Illustrator-graphic-designer-author duo of Etana Editions, Jenni Erkintalo and Reka Kiraly, share their thoughsts about creating the world of HDW Children's Weekend.
Illustrator-graphic-designer-author duo of Etana Editions, Jenni Erkintalo and Reka Kiraly, share their thoughsts about creating the world of HDW Children’s Weekend.
HDW Children’s Weekend is organised at Kattilahalli, the former boiler hall in Suvilahti on 10 and 11 September. This year’s architecture is based on Jenni Erkintaloand Reka Kiraly’s book Talo kulman takana (“The House Behind the Corner”) and its characters who can be found out an about during the weekend. The book is published at Habitare Design Fair on 7 September.
Etana Editions is a combination of a design studio and publishers of children’s books.
Helsinki Design Weekly interviewed the illustrator-graphic-designer-author duo of Etana Editions, Jenni Erkintalo and Reka Kiraly, to learn about their design philosophy, process and materials.
How did you start to create the spatial architecture for the Children’s Weekend?
We used our newest book as a basis and wondered what it would be like to step inside the book. To present the various neighbours and homes in the book while creating a consistent framework for the workshop organisers and Little Market vendors.
Our most high-flying ideas got straightened to match the practical requirements of this short-term event.Sust that can be recycled for the years to come.
You are an illustrator and a graphic designer together, and you often work with 2D surfaces with a cut-and-paste mentality. Cardboard is one of your materials for the furniture of the Children’s Weekend. How does it feel to work simultaneously in 2D and 3D?
Playing with scale in 2D and 3D is both challenging and fun. It is exciting to see how minute objects become decisive elements in a large space. We use the same cut-and-paste principle in both 2D and 3D design. Since paper is the material we know best, thick recycled D-Board is a natural choice for us. We have used it to create spatial symbols rather than permanent structures. The storytelling starts in the Helsinki Design Week magazine: look for a task and come find the right answers at the event!
The Helsinki Design Week theme for this year is “Better”. How does it show in your work?
Since the very beginning, we have wanted to make unconventional books, products and workshops for children. To us, better means above all more diversity. As we work with different makers, authors and illustrators and cooperate with children in workshops, we do everything with more diversity. Cooperation opens up new angles and challenges our thinking.

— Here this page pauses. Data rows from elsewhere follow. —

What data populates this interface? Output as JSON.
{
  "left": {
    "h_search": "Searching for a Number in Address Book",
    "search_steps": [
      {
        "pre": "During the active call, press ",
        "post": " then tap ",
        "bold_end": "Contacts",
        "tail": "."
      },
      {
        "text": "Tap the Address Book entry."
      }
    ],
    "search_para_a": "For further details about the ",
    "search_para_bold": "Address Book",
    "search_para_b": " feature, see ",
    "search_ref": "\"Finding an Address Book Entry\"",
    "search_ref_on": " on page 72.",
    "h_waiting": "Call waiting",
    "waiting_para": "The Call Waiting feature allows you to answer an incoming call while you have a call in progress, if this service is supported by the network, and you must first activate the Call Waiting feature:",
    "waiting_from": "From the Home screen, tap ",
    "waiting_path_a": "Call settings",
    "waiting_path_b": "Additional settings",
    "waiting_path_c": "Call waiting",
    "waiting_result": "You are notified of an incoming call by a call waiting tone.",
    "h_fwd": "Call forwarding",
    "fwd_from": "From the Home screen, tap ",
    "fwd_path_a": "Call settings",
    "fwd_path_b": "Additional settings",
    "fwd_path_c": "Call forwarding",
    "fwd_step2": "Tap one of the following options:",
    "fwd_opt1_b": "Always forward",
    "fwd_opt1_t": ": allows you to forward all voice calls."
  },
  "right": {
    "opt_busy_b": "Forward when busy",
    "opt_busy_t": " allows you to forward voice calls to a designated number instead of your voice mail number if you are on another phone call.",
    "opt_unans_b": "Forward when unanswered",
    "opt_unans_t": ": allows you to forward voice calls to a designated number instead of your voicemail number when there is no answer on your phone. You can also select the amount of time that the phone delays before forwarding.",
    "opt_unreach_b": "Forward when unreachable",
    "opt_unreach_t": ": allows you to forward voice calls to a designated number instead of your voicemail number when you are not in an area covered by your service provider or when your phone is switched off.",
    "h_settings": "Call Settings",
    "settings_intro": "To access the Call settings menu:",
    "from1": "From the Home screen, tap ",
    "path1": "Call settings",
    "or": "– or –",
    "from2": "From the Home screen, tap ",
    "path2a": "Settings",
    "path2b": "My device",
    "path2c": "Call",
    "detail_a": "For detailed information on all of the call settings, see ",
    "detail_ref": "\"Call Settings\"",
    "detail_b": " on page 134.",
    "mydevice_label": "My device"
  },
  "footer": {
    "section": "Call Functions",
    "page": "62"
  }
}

The spatial architecture of the Children’s Weekend was created in cooperation with De-Mill.